◆ **Exercise directions**
Please copy every line of the records below that holds the word "salariés".

-- Material provided follows --

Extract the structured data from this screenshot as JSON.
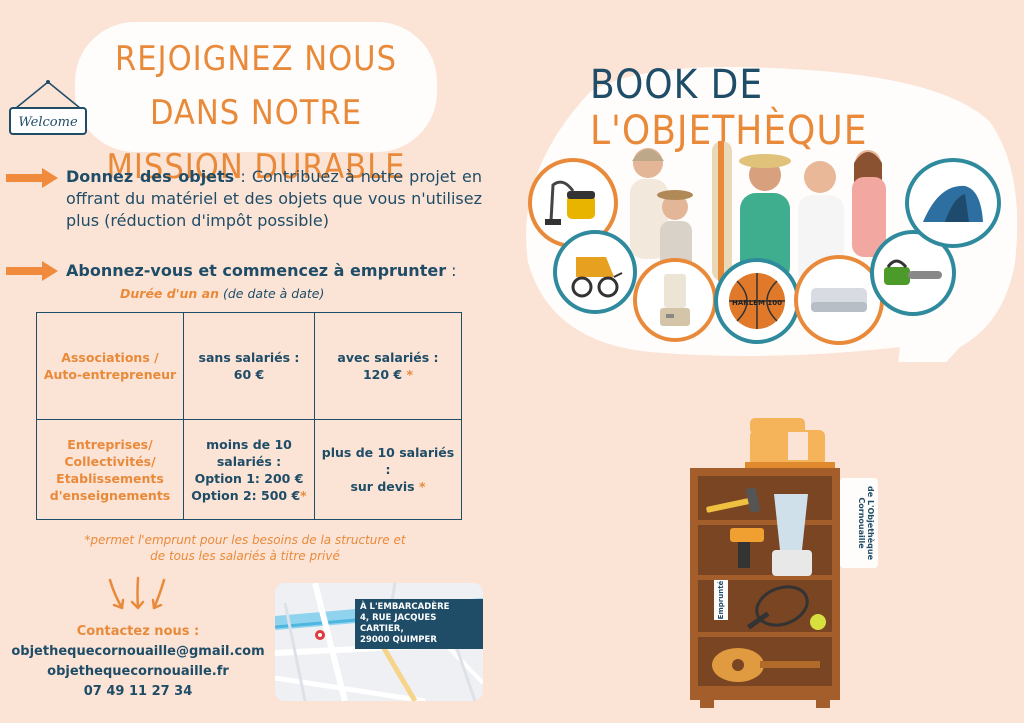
{
  "header": {
    "title_line1": "REJOIGNEZ NOUS DANS NOTRE",
    "title_line2": "MISSION DURABLE",
    "welcome_sign": "Welcome"
  },
  "donnez": {
    "heading": "Donnez des objets",
    "text": " : Contribuez à notre projet en offrant du matériel et des objets que vous n'utilisez plus (réduction d'impôt possible)"
  },
  "abonnez": {
    "heading": "Abonnez-vous et commencez à emprunter",
    "suffix": " :",
    "duree_bold": "Durée d'un an",
    "duree_rest": " (de date à date)"
  },
  "pricing": {
    "row1": {
      "category": "Associations / Auto-entrepreneur",
      "col2_line1": "sans salariés :",
      "col2_line2": "60 €",
      "col3_line1": "avec salariés :",
      "col3_line2": "120 €",
      "col3_star": " *"
    },
    "row2": {
      "category_l1": "Entreprises/",
      "category_l2": "Collectivités/",
      "category_l3": "Etablissements",
      "category_l4": "d'enseignements",
      "col2_line1": "moins de 10",
      "col2_line2": "salariés :",
      "col2_line3": "Option 1: 200 €",
      "col2_line4": "Option 2: 500 €",
      "col2_star": "*",
      "col3_line1": "plus de 10 salariés :",
      "col3_line2": "sur devis",
      "col3_star": " *"
    }
  },
  "note": {
    "line1": "*permet l'emprunt pour les besoins de la structure et",
    "line2": "de tous les salariés à titre privé"
  },
  "contact": {
    "label": "Contactez nous :",
    "email": "objethequecornouaille@gmail.com",
    "website": "objethequecornouaille.fr",
    "phone": "07 49 11 27 34"
  },
  "map": {
    "line1": "À L'EMBARCADÈRE",
    "line2": "4, RUE JACQUES CARTIER,",
    "line3": "29000 QUIMPER"
  },
  "book": {
    "title_a": "BOOK DE ",
    "title_b": "L'OBJETHÈQUE"
  },
  "shelf": {
    "sign_line1": "de",
    "sign_line2": "L'Objethèque",
    "sign_line3": "Cornouaille",
    "tag": "Emprunté",
    "ball_text": "HARLEM 100"
  },
  "colors": {
    "orange": "#e98a3a",
    "navy": "#1f4c67",
    "background": "#fbe4d6",
    "teal": "#2e8a9c"
  }
}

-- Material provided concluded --

◆ **Exercise solution**
      "col2_line1": "sans salariés :",
      "col3_line1": "avec salariés :",
      "col2_line2": "salariés :",
      "col3_line1": "plus de 10 salariés :",
    "line2": "de tous les salariés à titre privé"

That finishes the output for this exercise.